October 12, 2010

The Unborn (USA, 1916)
The Unborn (USA, 1916)

This dramatic slide advertises The Unborn, a controversial 1916 film featuring an abortion doctor as a central character.  The director (who obviously felt the need for anonymity) is listed in the credits as "Otis B. Fair," an obvious pseudonym. 

In his book, American Film Cycles: The Silent Era, Larry Langman describes the plot:

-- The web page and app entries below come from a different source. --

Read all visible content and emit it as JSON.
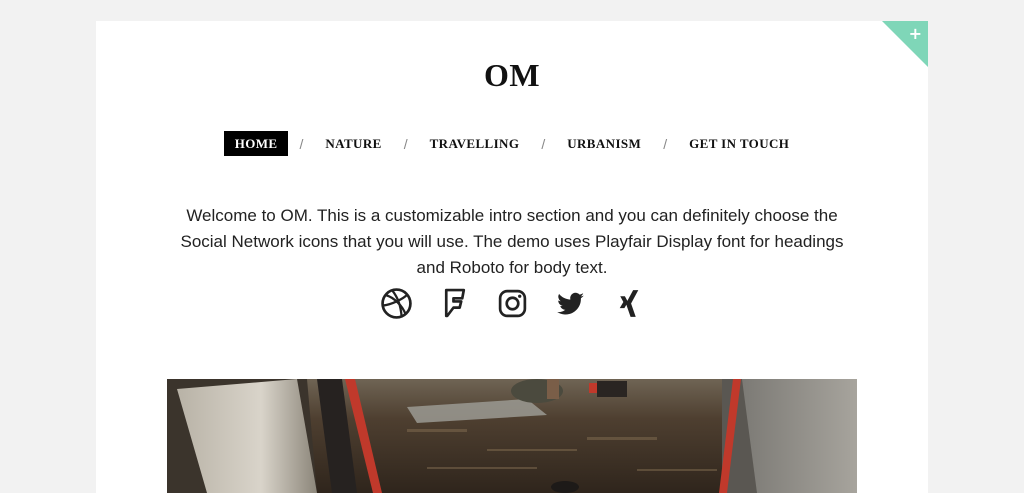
{
  "site": {
    "title": "OM"
  },
  "corner": {
    "icon": "plus-icon",
    "symbol": "+",
    "color": "#7fd6b8"
  },
  "nav": {
    "items": [
      {
        "label": "HOME",
        "active": true
      },
      {
        "label": "NATURE",
        "active": false
      },
      {
        "label": "TRAVELLING",
        "active": false
      },
      {
        "label": "URBANISM",
        "active": false
      },
      {
        "label": "GET IN TOUCH",
        "active": false
      }
    ],
    "separator": "/"
  },
  "intro": {
    "text": "Welcome to OM. This is a customizable intro section and you can definitely choose the Social Network icons that you will use. The demo uses Playfair Display font for headings and Roboto for body text."
  },
  "social": [
    {
      "name": "dribbble-icon"
    },
    {
      "name": "foursquare-icon"
    },
    {
      "name": "instagram-icon"
    },
    {
      "name": "twitter-icon"
    },
    {
      "name": "xing-icon"
    }
  ],
  "hero": {
    "image": "camping-tent-photo"
  }
}
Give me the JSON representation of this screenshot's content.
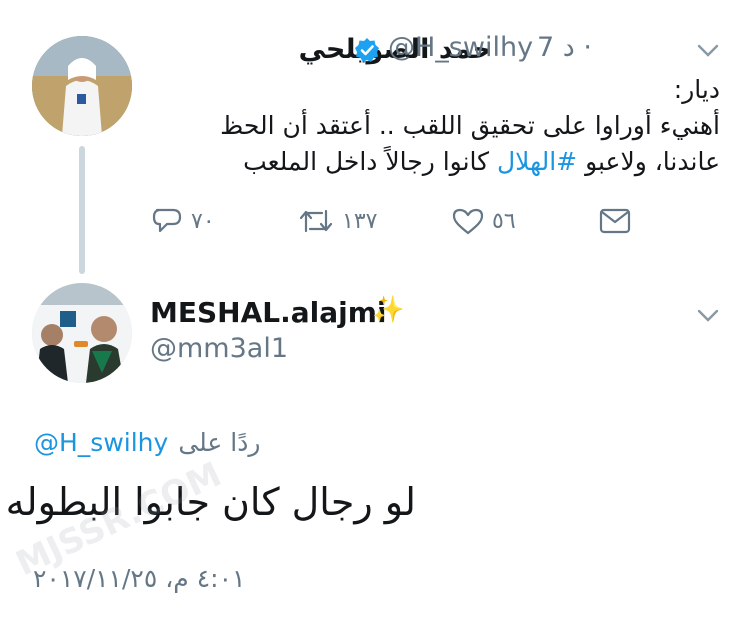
{
  "tweet": {
    "display_name": "حمد الصويلحي",
    "handle": "@H_swilhy",
    "time": "7 د ·",
    "text_lines": [
      "ديار:",
      "أهنيء أوراوا على تحقيق اللقب .. أعتقد أن الحظ",
      "عاندنا، ولاعبو "
    ],
    "hashtag": "#الهلال",
    "text_tail": " كانوا رجالاً داخل الملعب",
    "actions": {
      "reply_count": "٧٠",
      "retweet_count": "١٣٧",
      "like_count": "٥٦"
    }
  },
  "reply": {
    "display_name": "MESHAL.alajmi",
    "name_emoji": "✨",
    "handle": "@mm3al1",
    "replying_label": "ردًا على",
    "replying_to": "@H_swilhy",
    "text": "لو رجال كان جابوا البطوله",
    "timestamp": "٤:٠١ م، ٢٠١٧/١١/٢٥"
  },
  "icons": [
    "chevron-down-icon",
    "verified-badge-icon",
    "reply-icon",
    "retweet-icon",
    "like-icon",
    "message-icon"
  ],
  "colors": {
    "link": "#1b95e0",
    "secondary_text": "#657786",
    "primary_text": "#14171a",
    "verified": "#1da1f2"
  },
  "watermark": "MJSSR.COM"
}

"A young man from the city takes advantage of a young woman from the country [...]  He abandons her and marries a member of his own group while she, now carrying his child, leaves home to work in a New York Factory.  The man, now happily married, does not know he has a son.  The girl he wronged dies, leaving their son to fend for himself as a newsboy.  The man, yearning for a child, meets the boy and adopts him, not knowing the alleged orphan is his own son.  The father accidentally discovers the truth about the boy's identity.  "You are my son," he says to the boy.  "So you are the man who wrecked my mother's life," the youth replies.  He leaves home and returns to selling newspapers.  Awkwardly interspersed into the film are scenes of a doctor who performs illegal abortions.  When the police finally track him down, [and while attempting escape] the doctor shoots wildly.  The boy, noticing that his father happens to be in the path of the bullets, runs forward crying, "Daddy!"  The youth, fatally wounded, forgives his father and dies."

Just to be clear:  The woman dies, the boy is shot and killed, the doctor (presumably) goes to jail, and the "man" is forgiven and goes on with his life.

According to modern reviewer Janiss Garza, the film may have been an attempt to repeat the success of Lois Weber's anti-abortion Where Are My Children? which had been released earlier that same year.

It is unclear how successful the film was at the box office, though Variety reported that it did booming business at the Band Box Theater in Chicago which had instituted a "women only" policy to placate local censors who deemed the film too sensational for a mixed male-female audience.  According to Variety, the venue "hit a [box office] gusher when it decided to bar the men, for the house has been packed every performance since it opened."